What the heck is going on here? The analytical heavy Astros just won a game using a good old fashioned, gut feeling, manager’s reaction to an in-game situation. The Dodgers haven’t come off script and find themselves down two games to one in the series. The decisions being made by Astros’ manager A.J. Hinch, during this whole post season, are becoming very clear. He is using his analytical formulas to set his lineups and overall game strategy, yet has been become very flexible in his in game thinking. Unlike the other dugout, he is going off script.
Last night he used only one pitcher out of his bullpen (Brad Peacock) and left him in for 3.2 innings to close out the game. Peacock did not allow a hit in what was an unusual move that went against everything analytical. When asked why he left him in, Hinch responded, “He was in complete control of every at-bat and was cruising. Why take him out?” Wow a gut feeling to make a decision. It didn’t hurt that Hinch went out to catch some warm up pitches from Peacock while Brian McCann was putting on his gear between innings and liked what he saw.
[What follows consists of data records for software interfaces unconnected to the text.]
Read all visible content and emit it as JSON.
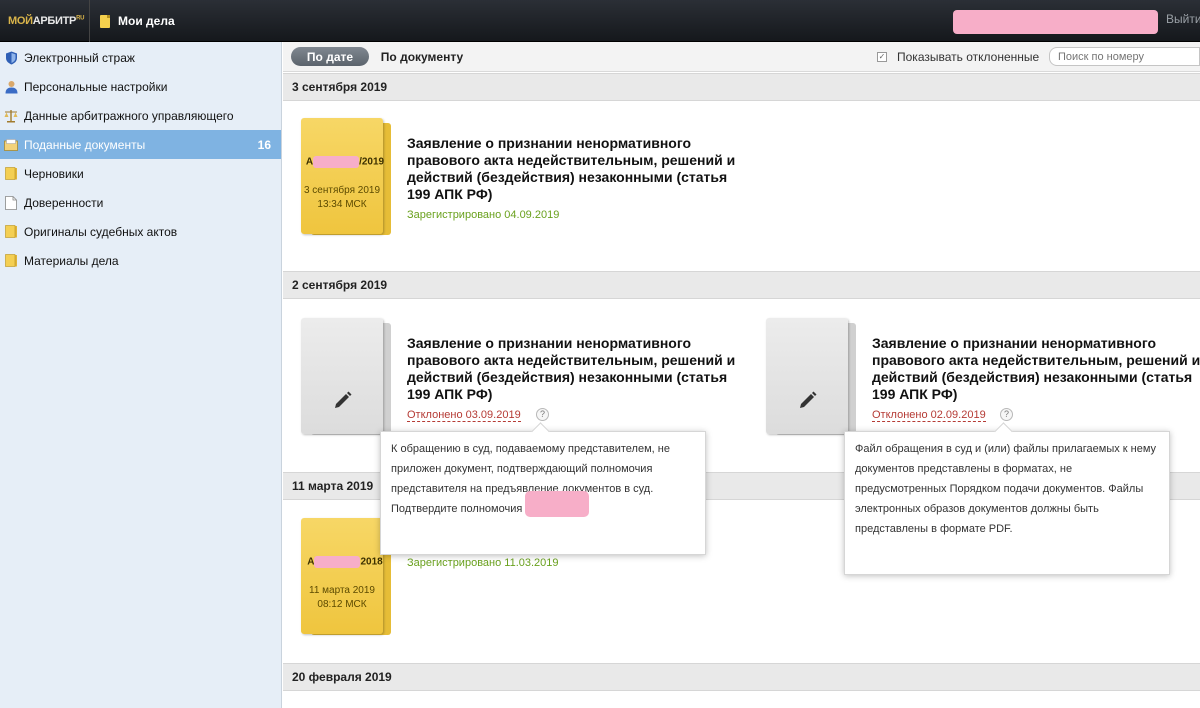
{
  "topbar": {
    "logo_a": "МОЙ",
    "logo_b": "АРБИТР",
    "logo_sup": "RU",
    "cases_label": "Мои дела",
    "logout_label": "Выйти"
  },
  "sidebar": {
    "items": [
      {
        "label": "Электронный страж",
        "icon": "shield-icon"
      },
      {
        "label": "Персональные настройки",
        "icon": "person-icon"
      },
      {
        "label": "Данные арбитражного управляющего",
        "icon": "scales-icon"
      },
      {
        "label": "Поданные документы",
        "icon": "inbox-icon",
        "count": "16",
        "active": true
      },
      {
        "label": "Черновики",
        "icon": "folder-icon"
      },
      {
        "label": "Доверенности",
        "icon": "document-icon"
      },
      {
        "label": "Оригиналы судебных актов",
        "icon": "folder-icon"
      },
      {
        "label": "Материалы дела",
        "icon": "folder-icon"
      }
    ]
  },
  "toolbar": {
    "by_date": "По дате",
    "by_document": "По документу",
    "show_rejected_label": "Показывать отклоненные",
    "show_rejected_checked": true,
    "search_placeholder": "Поиск по номеру"
  },
  "groups": [
    {
      "date": "3 сентября 2019"
    },
    {
      "date": "2 сентября 2019"
    },
    {
      "date": "11 марта 2019"
    },
    {
      "date": "20 февраля 2019"
    }
  ],
  "cards": [
    {
      "title": "Заявление о признании ненормативного правового акта недействительным, решений и действий (бездействия) незаконными (статья 199 АПК РФ)",
      "folder_prefix": "А",
      "folder_suffix": "/2019",
      "folder_date": "3 сентября 2019",
      "folder_time": "13:34 МСК",
      "status": "Зарегистрировано 04.09.2019"
    },
    {
      "title": "Заявление о признании ненормативного правового акта недействительным, решений и действий (бездействия) незаконными (статья 199 АПК РФ)",
      "status": "Отклонено 03.09.2019",
      "help": "?"
    },
    {
      "title": "Заявление о признании ненормативного правового акта недействительным, решений и действий (бездействия) незаконными (статья 199 АПК РФ)",
      "status": "Отклонено 02.09.2019",
      "help": "?"
    },
    {
      "folder_prefix": "А",
      "folder_suffix": "2018",
      "folder_date": "11 марта 2019",
      "folder_time": "08:12 МСК",
      "status": "Зарегистрировано 11.03.2019"
    }
  ],
  "tooltips": {
    "reason_1": "К обращению в суд, подаваемому представителем, не приложен документ, подтверждающий полномочия представителя на предъявление документов в суд. Подтвердите полномочия",
    "reason_2": "Файл обращения в суд и (или) файлы прилагаемых к нему документов представлены в форматах, не предусмотренных Порядком подачи документов. Файлы электронных образов документов должны быть представлены в формате PDF."
  },
  "colors": {
    "sidebar_bg": "#e6eef7",
    "active_item": "#7fb3e2",
    "status_ok": "#6aa11e",
    "status_rejected": "#b53b35",
    "folder_yellow": "#f2cb4a"
  }
}
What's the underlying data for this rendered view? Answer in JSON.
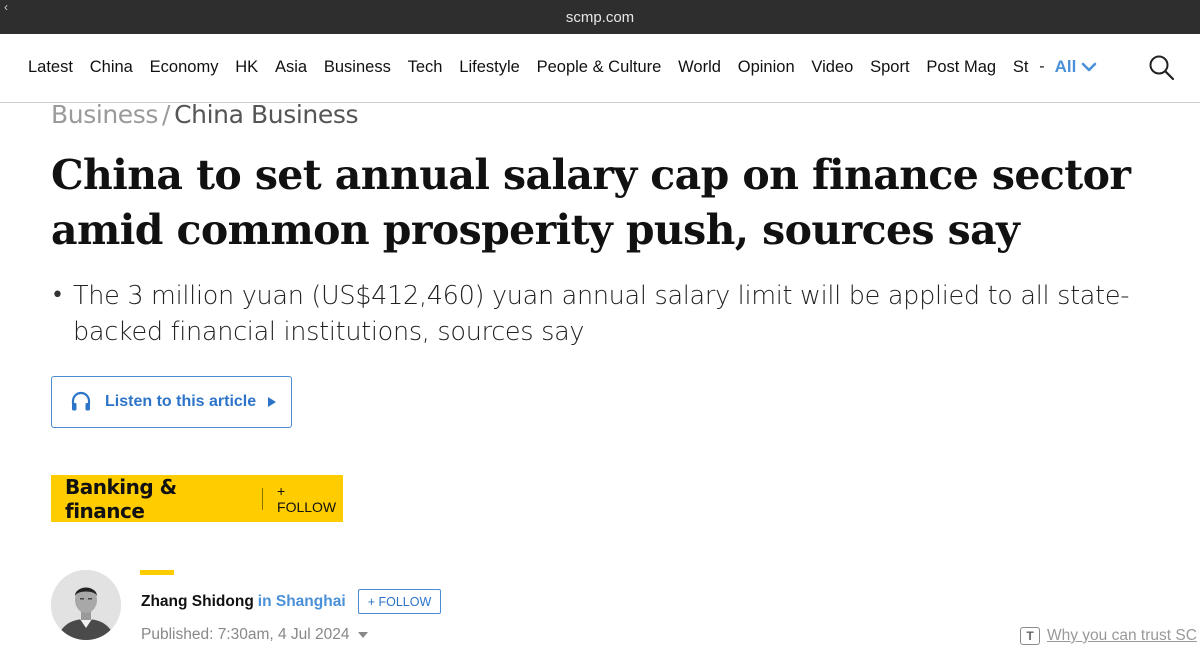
{
  "browser": {
    "url": "scmp.com"
  },
  "nav": {
    "items": [
      "Latest",
      "China",
      "Economy",
      "HK",
      "Asia",
      "Business",
      "Tech",
      "Lifestyle",
      "People & Culture",
      "World",
      "Opinion",
      "Video",
      "Sport",
      "Post Mag",
      "St"
    ],
    "dash": "-",
    "all_label": "All"
  },
  "breadcrumb": {
    "section": "Business",
    "separator": "/",
    "subsection": "China Business"
  },
  "article": {
    "headline": "China to set annual salary cap on finance sector amid common prosperity push, sources say",
    "summary": "The 3 million yuan (US$412,460) yuan annual salary limit will be applied to all state-backed financial institutions, sources say",
    "bullet": "•"
  },
  "listen": {
    "label": "Listen to this article"
  },
  "topic": {
    "name": "Banking & finance",
    "follow_label": "+ FOLLOW"
  },
  "author": {
    "name": "Zhang Shidong",
    "location": "in Shanghai",
    "follow_label": "+ FOLLOW"
  },
  "published": {
    "text": "Published: 7:30am, 4 Jul 2024"
  },
  "trust": {
    "icon_letter": "T",
    "link_text": "Why you can trust SC"
  },
  "colors": {
    "accent_blue": "#4a90d9",
    "topic_yellow": "#ffcc00",
    "browser_bar": "#2e2e2e"
  }
}
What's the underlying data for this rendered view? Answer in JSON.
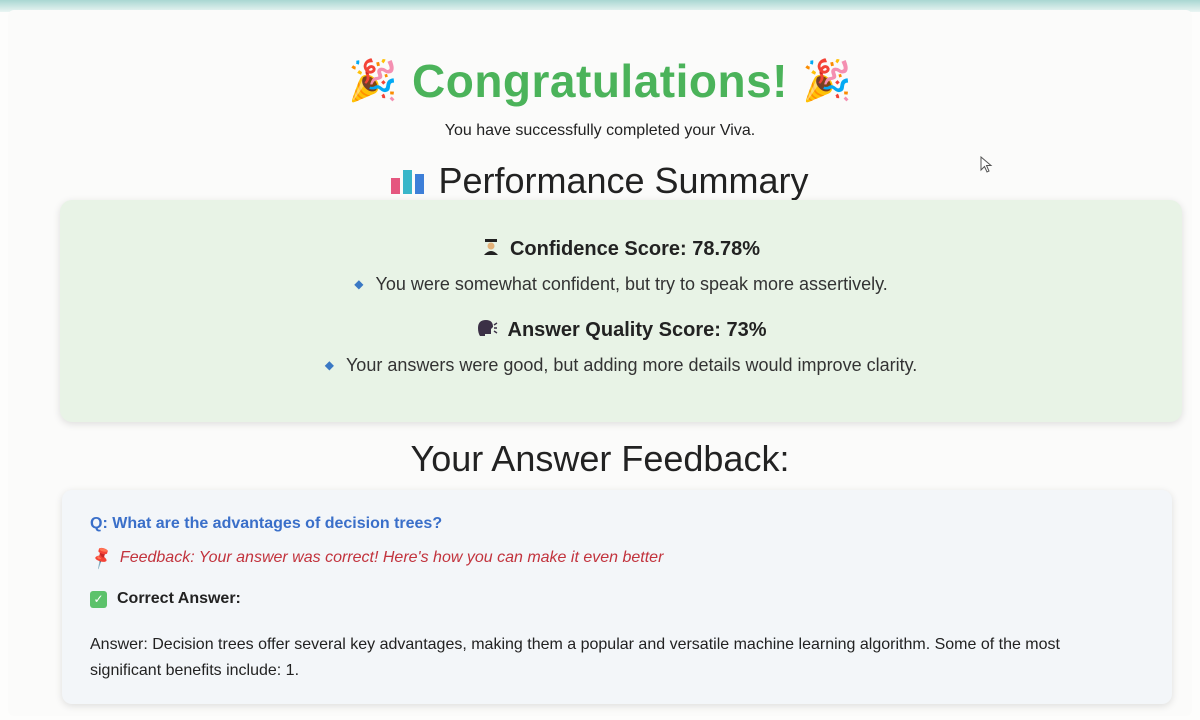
{
  "header": {
    "title": "Congratulations!",
    "title_emoji": "🎉",
    "subtitle": "You have successfully completed your Viva."
  },
  "summary": {
    "heading": "Performance Summary",
    "heading_icon": "bar-chart-icon",
    "confidence": {
      "icon": "graduate-icon",
      "label": "Confidence Score: 78.78%",
      "note": "You were somewhat confident, but try to speak more assertively."
    },
    "quality": {
      "icon": "speech-head-icon",
      "label": "Answer Quality Score: 73%",
      "note": "Your answers were good, but adding more details would improve clarity."
    }
  },
  "feedback": {
    "heading": "Your Answer Feedback:",
    "items": [
      {
        "question": "Q: What are the advantages of decision trees?",
        "feedback": "Feedback: Your answer was correct! Here's how you can make it even better",
        "correct_label": "Correct Answer:",
        "answer": "Answer: Decision trees offer several key advantages, making them a popular and versatile machine learning algorithm. Some of the most significant benefits include: 1."
      }
    ]
  },
  "colors": {
    "title_green": "#4bb35a",
    "summary_bg": "#e8f3e6",
    "question_blue": "#3a6fc9",
    "feedback_red": "#c2333d",
    "check_green": "#5cc26b"
  }
}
Hinch has made some interesting non analytical moves or in some cases, “non moves.” Leaving Justin Verlander in for a complete game win where he threw 124 pitches in game 2 of the ALCS was a “gut” feeling “non move”. Verlander ended up striking out 13 Yankees on the way to a 2-1 win and put them up two games to none. Gutsy move to say the least and totally against the grain of all things analytical. The “Ouija Board” would tell the manager to never let a starter go through the lineup a third time.
Ok, let’s be honest here. Major League managers are not all robots and have great baseball knowledge. What it comes down to is a complicated mass of information that is gathered by both analytic geniuses, experienced scouts, coaches and managers, who then come up with a game plan. The successful skippers are the ones who use creativity and gut feelings in situations to make in game decisions that win ball games for their teams. Also remember that the players will always be the ones who have to execute in these situations and that all of the work and decisions made in the dugout will go down the drain if they don’t.
So far in this series, Dave Roberts has not gone away from the math book as much as Hinch and it has helped to put the Dodgers in a hole now. Sure, Yu Darvish getting racked in 1.2 innings, where he had no command of his usually nasty slider, was a big surprise. No one expected him to get shelled like that in the second inning with the “Astro-Nauts” launching missiles all over Minute Maid Park. Roberts had no choice but to begin the flood of relievers out of the bullpen. Having to use five more arms last night.
Hinch, who is relying on his eyes and baseball knowledge in some of these situations, could be on the brink of helping the Astros to their first ever World Series Championship.